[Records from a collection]
=== Begin Enclosure ===

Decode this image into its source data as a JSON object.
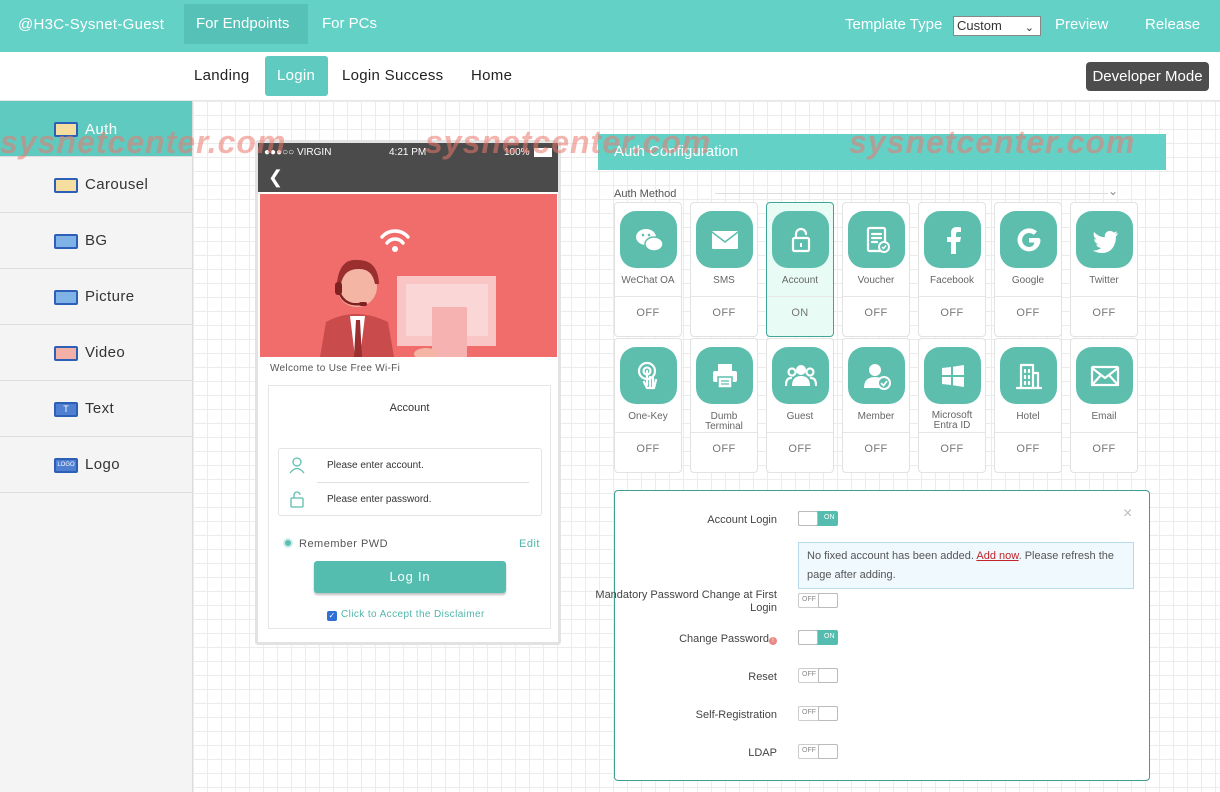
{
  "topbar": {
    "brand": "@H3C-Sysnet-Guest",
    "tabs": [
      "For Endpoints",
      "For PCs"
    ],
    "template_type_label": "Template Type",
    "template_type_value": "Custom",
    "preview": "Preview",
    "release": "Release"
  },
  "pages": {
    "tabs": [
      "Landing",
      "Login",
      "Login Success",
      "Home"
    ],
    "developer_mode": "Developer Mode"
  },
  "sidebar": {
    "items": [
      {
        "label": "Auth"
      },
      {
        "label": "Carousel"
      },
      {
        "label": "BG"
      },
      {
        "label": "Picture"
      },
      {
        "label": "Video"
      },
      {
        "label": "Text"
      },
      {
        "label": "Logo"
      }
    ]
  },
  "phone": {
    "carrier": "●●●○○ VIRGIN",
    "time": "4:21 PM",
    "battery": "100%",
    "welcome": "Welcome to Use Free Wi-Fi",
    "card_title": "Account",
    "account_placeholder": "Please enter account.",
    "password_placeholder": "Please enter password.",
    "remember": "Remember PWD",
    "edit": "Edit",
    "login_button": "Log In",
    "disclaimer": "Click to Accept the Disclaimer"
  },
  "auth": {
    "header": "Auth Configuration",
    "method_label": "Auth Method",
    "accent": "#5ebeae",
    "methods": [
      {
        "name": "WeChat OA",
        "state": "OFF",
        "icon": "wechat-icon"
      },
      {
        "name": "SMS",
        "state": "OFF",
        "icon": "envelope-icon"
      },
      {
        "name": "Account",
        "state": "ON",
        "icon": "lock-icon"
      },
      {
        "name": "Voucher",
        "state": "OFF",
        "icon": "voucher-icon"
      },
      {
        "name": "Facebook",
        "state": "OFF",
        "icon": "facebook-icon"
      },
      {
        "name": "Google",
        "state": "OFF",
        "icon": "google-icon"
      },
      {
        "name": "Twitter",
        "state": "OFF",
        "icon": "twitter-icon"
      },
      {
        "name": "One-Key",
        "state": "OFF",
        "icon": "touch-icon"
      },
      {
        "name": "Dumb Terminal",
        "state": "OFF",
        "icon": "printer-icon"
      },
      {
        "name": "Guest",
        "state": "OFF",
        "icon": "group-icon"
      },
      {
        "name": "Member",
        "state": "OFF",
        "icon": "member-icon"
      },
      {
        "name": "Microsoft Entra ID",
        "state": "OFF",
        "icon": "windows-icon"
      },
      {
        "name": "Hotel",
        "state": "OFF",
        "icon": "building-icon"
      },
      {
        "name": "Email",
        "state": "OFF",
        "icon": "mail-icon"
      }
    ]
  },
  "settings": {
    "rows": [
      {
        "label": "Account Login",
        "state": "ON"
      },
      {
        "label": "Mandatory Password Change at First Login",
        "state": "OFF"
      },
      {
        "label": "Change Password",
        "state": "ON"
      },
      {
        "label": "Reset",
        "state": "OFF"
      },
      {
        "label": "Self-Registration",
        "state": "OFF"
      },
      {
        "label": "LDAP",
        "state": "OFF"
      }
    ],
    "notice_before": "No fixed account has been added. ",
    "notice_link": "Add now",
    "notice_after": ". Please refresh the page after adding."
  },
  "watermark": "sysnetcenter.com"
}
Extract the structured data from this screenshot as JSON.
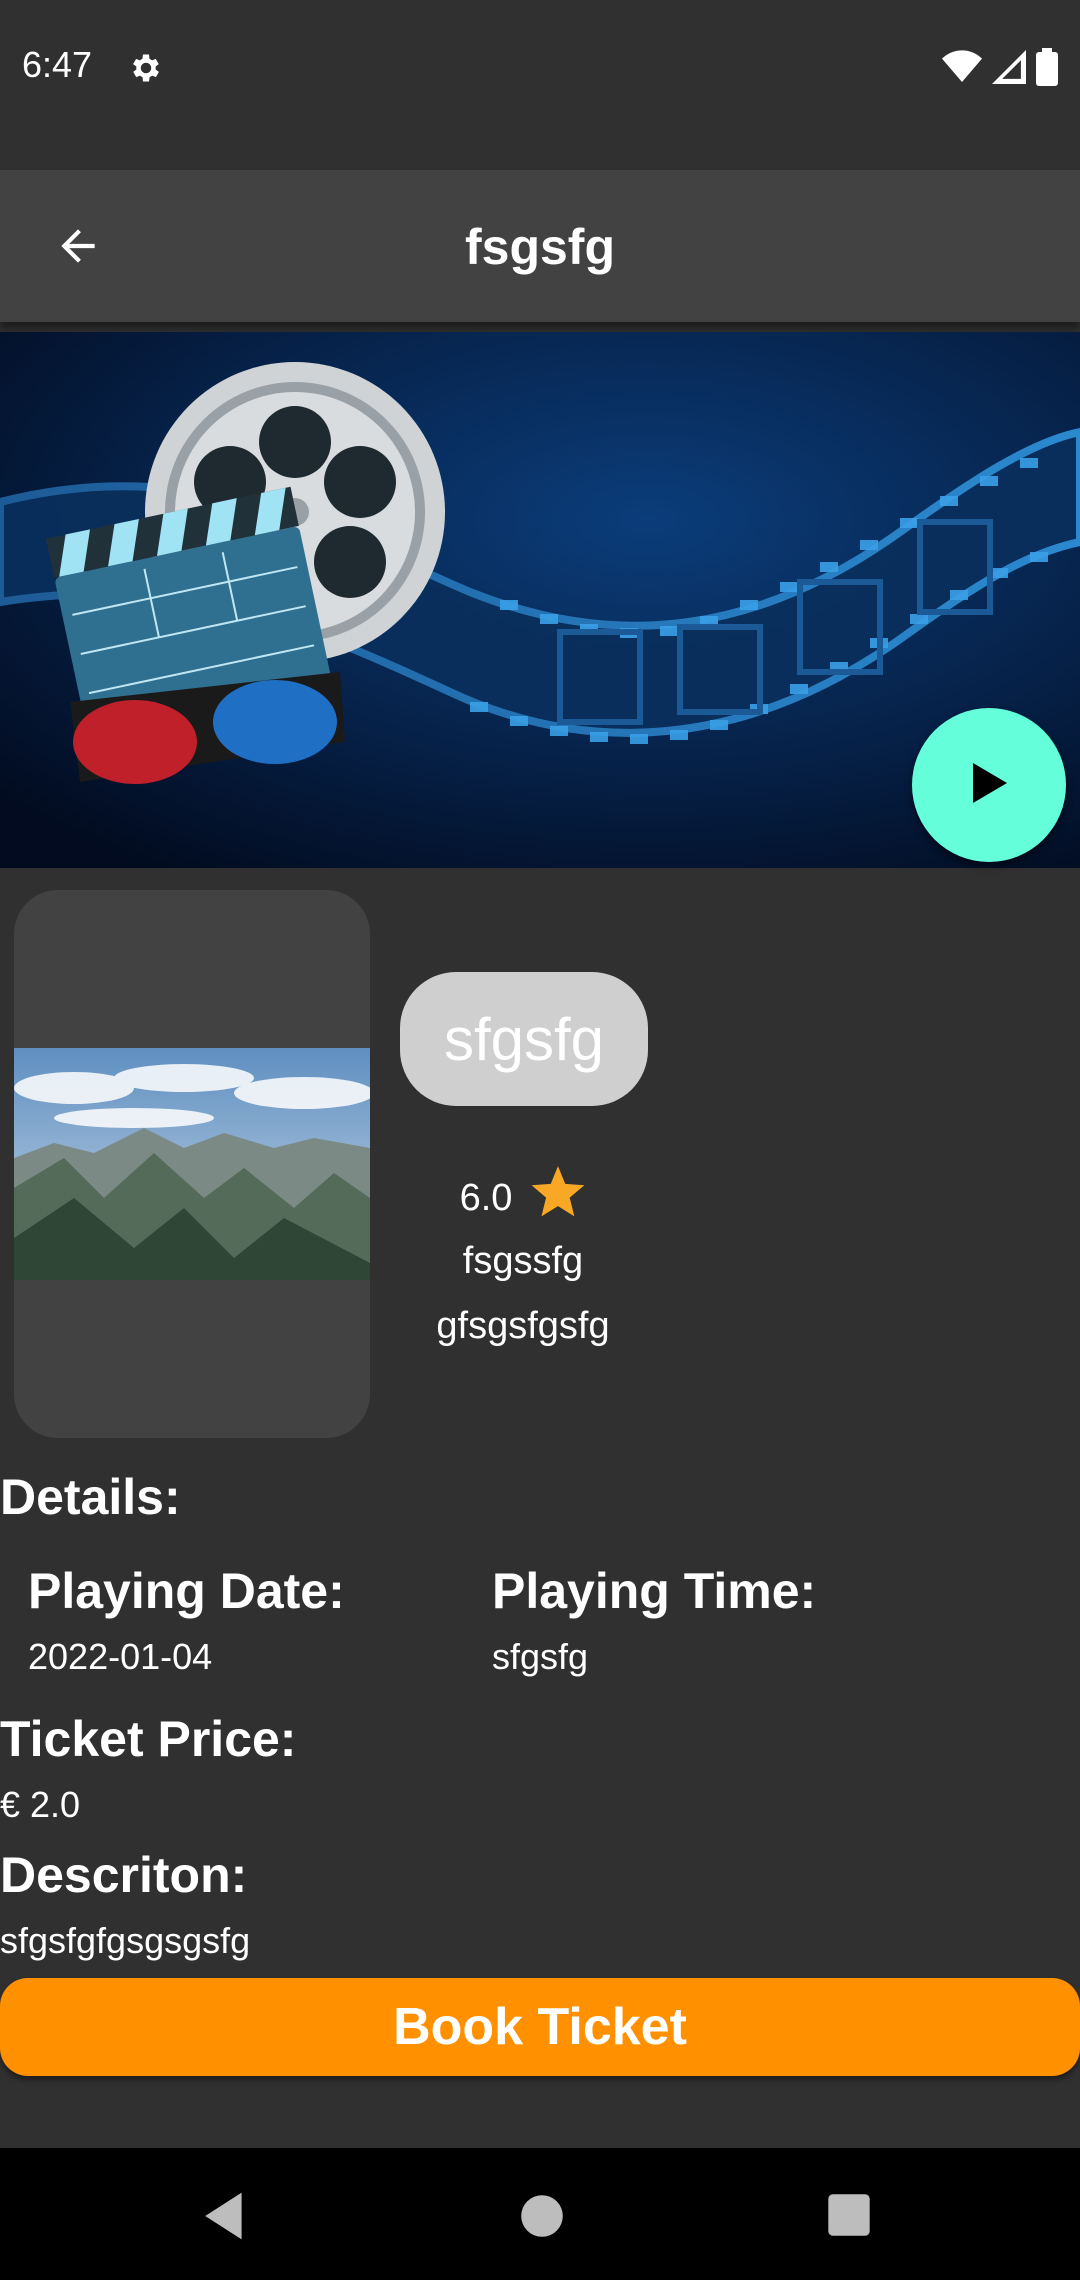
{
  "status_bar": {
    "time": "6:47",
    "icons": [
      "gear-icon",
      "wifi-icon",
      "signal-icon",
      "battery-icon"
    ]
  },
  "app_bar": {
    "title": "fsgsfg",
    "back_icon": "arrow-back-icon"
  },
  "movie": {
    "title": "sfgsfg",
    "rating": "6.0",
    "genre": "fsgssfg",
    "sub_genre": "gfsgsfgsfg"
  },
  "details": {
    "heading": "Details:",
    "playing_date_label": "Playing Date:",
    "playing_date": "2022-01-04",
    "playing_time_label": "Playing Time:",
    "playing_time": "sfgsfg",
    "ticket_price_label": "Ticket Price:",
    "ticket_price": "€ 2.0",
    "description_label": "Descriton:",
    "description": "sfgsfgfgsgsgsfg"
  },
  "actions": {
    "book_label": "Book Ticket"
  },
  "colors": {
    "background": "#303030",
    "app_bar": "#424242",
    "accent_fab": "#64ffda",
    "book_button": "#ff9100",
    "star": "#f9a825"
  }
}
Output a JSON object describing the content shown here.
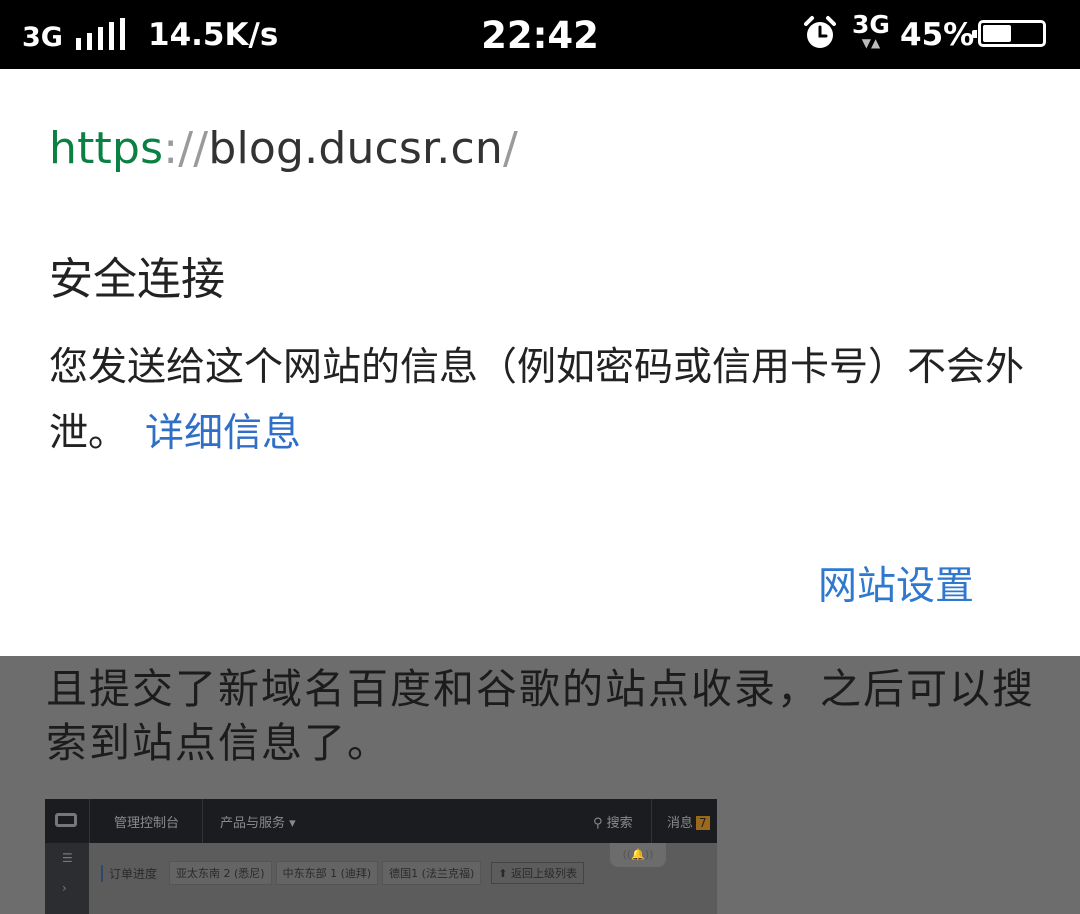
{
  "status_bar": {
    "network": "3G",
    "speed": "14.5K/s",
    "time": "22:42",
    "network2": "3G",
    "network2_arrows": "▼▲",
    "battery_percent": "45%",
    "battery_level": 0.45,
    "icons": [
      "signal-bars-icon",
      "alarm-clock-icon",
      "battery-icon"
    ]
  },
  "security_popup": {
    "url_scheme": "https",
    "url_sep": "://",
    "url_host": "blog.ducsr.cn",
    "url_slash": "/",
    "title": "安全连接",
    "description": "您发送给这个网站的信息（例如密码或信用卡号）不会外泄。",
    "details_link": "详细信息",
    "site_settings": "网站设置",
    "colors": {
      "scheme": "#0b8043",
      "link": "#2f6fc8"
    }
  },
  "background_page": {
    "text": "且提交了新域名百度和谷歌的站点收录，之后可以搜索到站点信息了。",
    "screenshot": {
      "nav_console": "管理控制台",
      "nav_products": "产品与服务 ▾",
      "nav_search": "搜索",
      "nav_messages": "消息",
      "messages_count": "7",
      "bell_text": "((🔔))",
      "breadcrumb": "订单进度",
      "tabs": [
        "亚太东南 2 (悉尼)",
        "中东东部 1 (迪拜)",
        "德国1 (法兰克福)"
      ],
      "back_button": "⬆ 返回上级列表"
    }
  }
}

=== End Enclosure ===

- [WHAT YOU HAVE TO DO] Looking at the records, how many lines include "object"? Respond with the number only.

- [RESULT FOR THIS EXERCISE] 2